Jul 21, 2010 (6:45 pm)
There was an issue several years ago with thermostats in some Elantras. Upon failure, the engine would suffer sudden and extreme overheating. These were covered by Hyundai under the 10/100K warranty to the original owner.
I would strongly suggest you get the dealer involved right away. There will likely be an issue with reimbursement since the original diagnosis and repair was not performed by a dealer. I assume the shop you mentioned was not a Hyundai dealer as they would have known immediately that the thermostat should be investigated.
Regarding the fragility of the '02 Elantra, no. The little buggers are tough, but I know of several that suffered blown head gaskets due to the thermostat issue. The 2.0L engine that Hyundai uses (and still uses in the 2010, but with CVVT) is very durable.
#3337 of 3420 Re: '02 Elantra overheated engine [akx7]
Jul 22, 2010 (4:38 am)
I have a 2002 Elantra GT and as jlflemmons mentioned, I had a thermostat problem that caused the car to overheat quickly back around 2006 or so. Got the thermostat replaced for about $100 and it's ran perfectly since then. I'm starting to have some leaking from the engine block maybe (I'm not a car guy, not sure if I'm using the right term), but I'm told that's a pretty simple fix (another $100) to replace a gasket.
I'm loving this little bugger, I'm around 136k miles, about to replace my timing belt for the 2nd time since I did it so early the first time (around 55k miles, guy talked me into it).
#3338 of 3420 Re: '02 Elantra overheated engine [jlflemmons]
Jul 22, 2010 (7:20 am)
The shop (not Hyundai dealer) checked this, and in this case the thermostat was okay. Hyundai did refuse coverage under the warranty claiming that the problem was caused due to damage. Seems kind of unreasonable since no warning lights or indications of a problem were seen before this incident.
#3339 of 3420 It's been asked I'm Sure but...
Jul 29, 2010 (3:41 pm)
with 167 pages, I just don't have the heart to go back 10 years!!! LOL!
I have a 2005 Elantra that I love, and the husband that I loved recently passed away, leaving me to take care of lots of things that I never took care of before, including the car. Recently, as I get the car to 60, it starts to vibrate, for lack of a better word. The steering wheel vibrates as if I'm on a road that needs some repair.
Before I take it in to be looked at...any thoughts about what I should be listening to the dealer say?

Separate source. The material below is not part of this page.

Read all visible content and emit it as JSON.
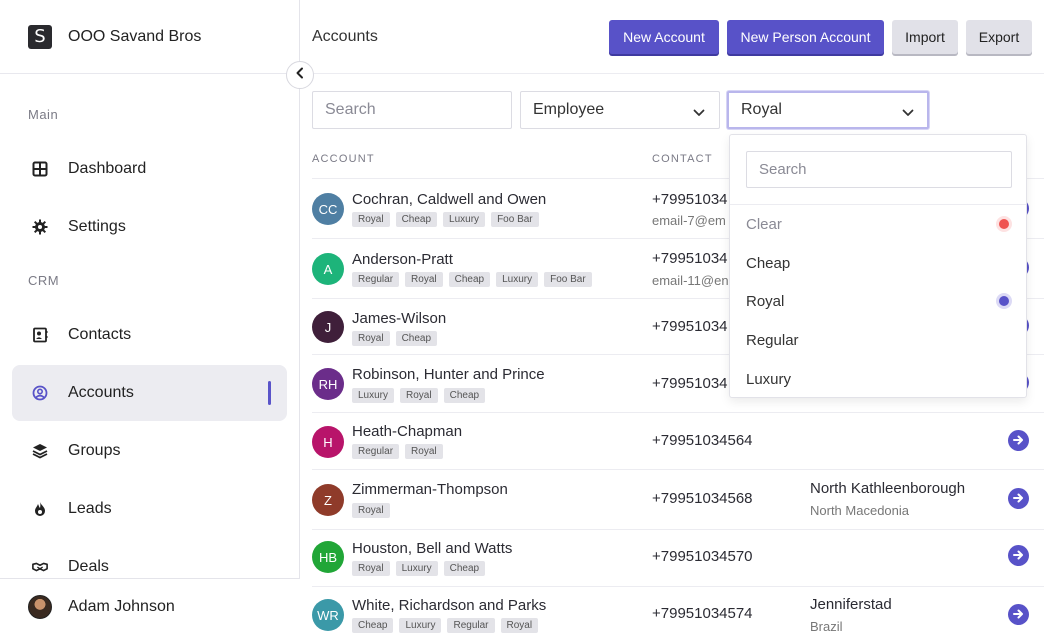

I live in MA where we are in the midst of a "discussion" about who should be doing repair and warranty work, so I definitely have to take it to the dealer to at least get an "opinion" and am happy to take it somewhere else for a second opinion.
Any help is much appreciated.